By Rob Wright, Chief Editor, Life Science Leader
Follow Me On Twitter @RfwrightLSL
Back in January, when I was buying my small supply of masks and taking inventory of our household’s shelf-stable food supply, I recommended my adult children journal about their experience. Why? Someday a grandchild could be interviewing them for a paper on, “What it was like to live through a pandemic,” and those notes would certainly come in handy. I then broadened the suggestion to everyone within earshot (myself included), as it could prove “therapeutic.” That’s a word I’ve used a lot, particularly when trying to convince a CEO to contribute a CEO Corner article in Life Science Leader. This is because more than one CEO has described their process of writing as being just that — therapeutic. So, today I journal, and do so as a means of therapy. Because anticipating and readying for a pandemic is very different from actually living through one, and I’m sure you can relate.
On the day of this writing (April 6, 2020), the United States leads the world in the number of confirmed COVID-19 cases. Worse, we will likely soon lead the world in other dubious categories. In some cities, hospitals and healthcare workers are near breaking points, while in the area where I live (Erie, PA) it is the calm before the storm (roughly 20 cases in the county). The coronavirus news is dire, depressing, and nearly impossible to get away from. Consequently, I now try to limit my consumption to the light reading of the daily (print) newspaper and watching only the ABC national news broadcast. Still, my email inbox is flooded with COVID-19 news and story pitches. An intended quick trip to Twitter often becomes a journey to the bottom of a bottomless coronavirus pit. Same with LinkedIn. More than a year ago I had given up watching all television news, as I couldn’t stand the constant political bickering and stream of negativity. Now, because this news is actually important, I feel saturated in it.

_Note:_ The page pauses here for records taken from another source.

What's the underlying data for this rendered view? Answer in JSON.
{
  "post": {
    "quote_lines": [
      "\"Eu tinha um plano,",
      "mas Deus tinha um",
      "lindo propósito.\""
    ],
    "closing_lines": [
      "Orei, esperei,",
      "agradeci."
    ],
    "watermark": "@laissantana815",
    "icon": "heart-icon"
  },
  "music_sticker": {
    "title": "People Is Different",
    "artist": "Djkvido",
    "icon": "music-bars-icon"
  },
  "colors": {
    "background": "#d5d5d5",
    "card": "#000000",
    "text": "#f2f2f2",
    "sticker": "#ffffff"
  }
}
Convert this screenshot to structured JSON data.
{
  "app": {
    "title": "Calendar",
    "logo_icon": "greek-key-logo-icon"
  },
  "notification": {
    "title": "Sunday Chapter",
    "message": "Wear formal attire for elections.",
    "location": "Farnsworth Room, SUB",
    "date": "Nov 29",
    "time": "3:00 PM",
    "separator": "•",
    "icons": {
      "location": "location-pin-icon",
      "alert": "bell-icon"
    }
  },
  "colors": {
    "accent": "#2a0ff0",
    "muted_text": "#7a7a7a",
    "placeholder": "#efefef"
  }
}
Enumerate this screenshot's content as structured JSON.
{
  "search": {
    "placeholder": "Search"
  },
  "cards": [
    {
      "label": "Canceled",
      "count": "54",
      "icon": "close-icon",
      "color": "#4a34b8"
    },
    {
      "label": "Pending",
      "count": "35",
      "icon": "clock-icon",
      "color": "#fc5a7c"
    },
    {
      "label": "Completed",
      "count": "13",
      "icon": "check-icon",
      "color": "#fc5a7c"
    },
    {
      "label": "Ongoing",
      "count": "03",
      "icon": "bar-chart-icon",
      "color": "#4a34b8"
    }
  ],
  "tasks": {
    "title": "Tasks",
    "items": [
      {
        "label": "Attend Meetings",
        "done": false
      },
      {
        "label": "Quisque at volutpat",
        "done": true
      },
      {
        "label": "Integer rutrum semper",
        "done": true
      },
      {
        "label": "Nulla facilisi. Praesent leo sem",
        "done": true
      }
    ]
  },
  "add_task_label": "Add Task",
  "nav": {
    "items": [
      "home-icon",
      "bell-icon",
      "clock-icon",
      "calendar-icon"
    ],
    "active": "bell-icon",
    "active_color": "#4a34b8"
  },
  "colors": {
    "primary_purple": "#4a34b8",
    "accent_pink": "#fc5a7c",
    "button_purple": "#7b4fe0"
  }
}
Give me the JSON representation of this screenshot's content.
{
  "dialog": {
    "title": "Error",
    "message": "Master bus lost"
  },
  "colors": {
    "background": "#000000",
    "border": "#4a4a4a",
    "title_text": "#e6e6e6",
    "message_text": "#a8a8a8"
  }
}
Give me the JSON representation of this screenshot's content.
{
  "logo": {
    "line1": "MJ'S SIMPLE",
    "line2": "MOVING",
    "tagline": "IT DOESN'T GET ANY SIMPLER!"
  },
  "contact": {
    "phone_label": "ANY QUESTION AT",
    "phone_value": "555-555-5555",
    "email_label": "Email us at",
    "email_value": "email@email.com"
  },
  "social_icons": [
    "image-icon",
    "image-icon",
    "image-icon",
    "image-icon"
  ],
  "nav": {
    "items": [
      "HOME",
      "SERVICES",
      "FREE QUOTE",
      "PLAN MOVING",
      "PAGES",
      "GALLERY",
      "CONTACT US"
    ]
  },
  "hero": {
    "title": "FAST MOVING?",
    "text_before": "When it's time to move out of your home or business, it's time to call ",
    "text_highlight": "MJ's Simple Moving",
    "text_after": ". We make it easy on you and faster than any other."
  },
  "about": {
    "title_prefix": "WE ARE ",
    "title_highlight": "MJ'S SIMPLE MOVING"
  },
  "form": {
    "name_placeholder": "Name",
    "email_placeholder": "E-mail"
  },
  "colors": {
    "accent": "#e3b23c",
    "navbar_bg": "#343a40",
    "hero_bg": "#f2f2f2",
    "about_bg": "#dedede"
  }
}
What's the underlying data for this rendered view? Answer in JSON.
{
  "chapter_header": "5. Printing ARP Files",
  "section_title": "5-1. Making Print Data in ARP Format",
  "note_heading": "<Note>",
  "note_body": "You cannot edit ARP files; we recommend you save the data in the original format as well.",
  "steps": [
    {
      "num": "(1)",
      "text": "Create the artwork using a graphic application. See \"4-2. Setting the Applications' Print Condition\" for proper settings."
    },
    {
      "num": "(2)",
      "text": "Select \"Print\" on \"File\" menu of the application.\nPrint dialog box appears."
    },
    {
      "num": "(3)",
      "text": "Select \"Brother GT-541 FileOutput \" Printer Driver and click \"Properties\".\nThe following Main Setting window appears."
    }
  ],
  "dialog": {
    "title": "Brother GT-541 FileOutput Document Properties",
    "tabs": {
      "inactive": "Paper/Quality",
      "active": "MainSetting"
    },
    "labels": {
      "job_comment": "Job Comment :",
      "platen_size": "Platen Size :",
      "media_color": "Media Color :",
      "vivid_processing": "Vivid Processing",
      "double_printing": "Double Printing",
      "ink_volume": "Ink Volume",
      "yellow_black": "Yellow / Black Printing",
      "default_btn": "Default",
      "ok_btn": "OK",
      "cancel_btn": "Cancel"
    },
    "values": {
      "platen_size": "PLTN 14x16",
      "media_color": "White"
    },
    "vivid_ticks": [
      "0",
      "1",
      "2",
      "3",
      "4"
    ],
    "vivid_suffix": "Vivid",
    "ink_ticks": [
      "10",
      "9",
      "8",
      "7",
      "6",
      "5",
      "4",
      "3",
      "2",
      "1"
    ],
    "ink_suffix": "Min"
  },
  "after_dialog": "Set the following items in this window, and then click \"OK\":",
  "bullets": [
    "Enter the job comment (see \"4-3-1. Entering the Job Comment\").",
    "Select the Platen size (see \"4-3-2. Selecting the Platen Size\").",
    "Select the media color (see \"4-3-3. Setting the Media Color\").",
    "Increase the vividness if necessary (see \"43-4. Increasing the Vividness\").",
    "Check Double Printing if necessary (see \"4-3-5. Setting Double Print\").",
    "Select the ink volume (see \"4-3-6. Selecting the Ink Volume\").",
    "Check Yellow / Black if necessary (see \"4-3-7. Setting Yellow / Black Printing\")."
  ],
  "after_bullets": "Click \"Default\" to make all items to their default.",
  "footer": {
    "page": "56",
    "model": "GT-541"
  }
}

When I have a call with a reader, COVID-19 always comes up. For example, a reader in San Francisco was telling me how she hopes we will be writing some uplifting stories of people doing good during the coronavirus (e.g., a biopharma physician CEO volunteering at a hospital). She commented how many in her network (healthcare providers on the front lines) are “vanishing.” It seemed an odd word choice to describe dying. But because of the rapid onset we have seen in many COVID-19 cases, its indiscriminate nature of who it kills, the volume of death, and social distancing making funeral attendance a no-no, we’re in a state of shock and can’t mourn as we are accustomed. And yet, there’s plenty of time for those doing their part (i.e., staying home) to binge watch shows like The Tiger King — and worry. For example, another reader, now working at home with a spouse and two children (13 and 7), shared that the virus prompted them to finally get their wills and living wills completed. This may seem depressing, but that’s their/our reality. Because while we’ve been hearing that “most people” will recover, we are also hearing stories of many (young, healthy and unsuspecting) who don’t survive. Will someone in our household or extended family soon get that unluckiest of lottery tickets?
In my role as chief editor, I get to interview some truly remarkable leaders within our industry. These people can be very inspiring to speak with. In fact, during a recent interview (March) for a future feature story, a CEO commented about the remarkable work being done by company employees to deliver their products to patients. It reminded me of the scene out of Apollo 13 (the movie), when NASA flight director Gene Kranz, upon overhearing two of his superiors discussing the possibility of the situation being the worst disaster the agency has ever experienced, replies, “With all due respect sir, I believe this is gonna be our finest hour.” Because although COVID-19 has closed down most of the world, other types of diseases, disabilities, and illnesses aren’t on hiatus. This is where I get conflicted. Yes, it would be great to take a break from all this misery and write about something other than COVID-19. Afterall, I have plenty of interesting executives already interviewed, and their stories are great. But I’ve been finding it hard to write about something uplifting in biopharma when feeling pretty down myself.
Sure, I’m lucky. I have a job. I can work from home. But my two children are unemployed, both a direct result of the coronavirus. My kid’s graduation from college is going virtual, and no matter how we try to position it as a positive and incredibly unique experience, it won’t be the same. There’s the anxiety associated with my wife still going into an office, as her work is considered medically necessary. There’s the reality how every time she goes into work, it increases our probability of catching the virus. As we have an elderly parent in the house, we are being very careful, but that’s no guarantee. We have an additional house guest, someone who had come with our daughter for what was to be a short visit, now completing their senior college courses from our kitchen table, and we are glad to have them. We’re doing okay, better than many if not most. But there is a lot weighing on me (and I’m sure you too), and I feel my work from home productivity is down. Because while I can find plenty to keep myself busy, and can easily get lost in doing menial labor, not writing about the coronavirus has proven more difficult than I could have imagined. But perhaps this therapeutic writing session will help.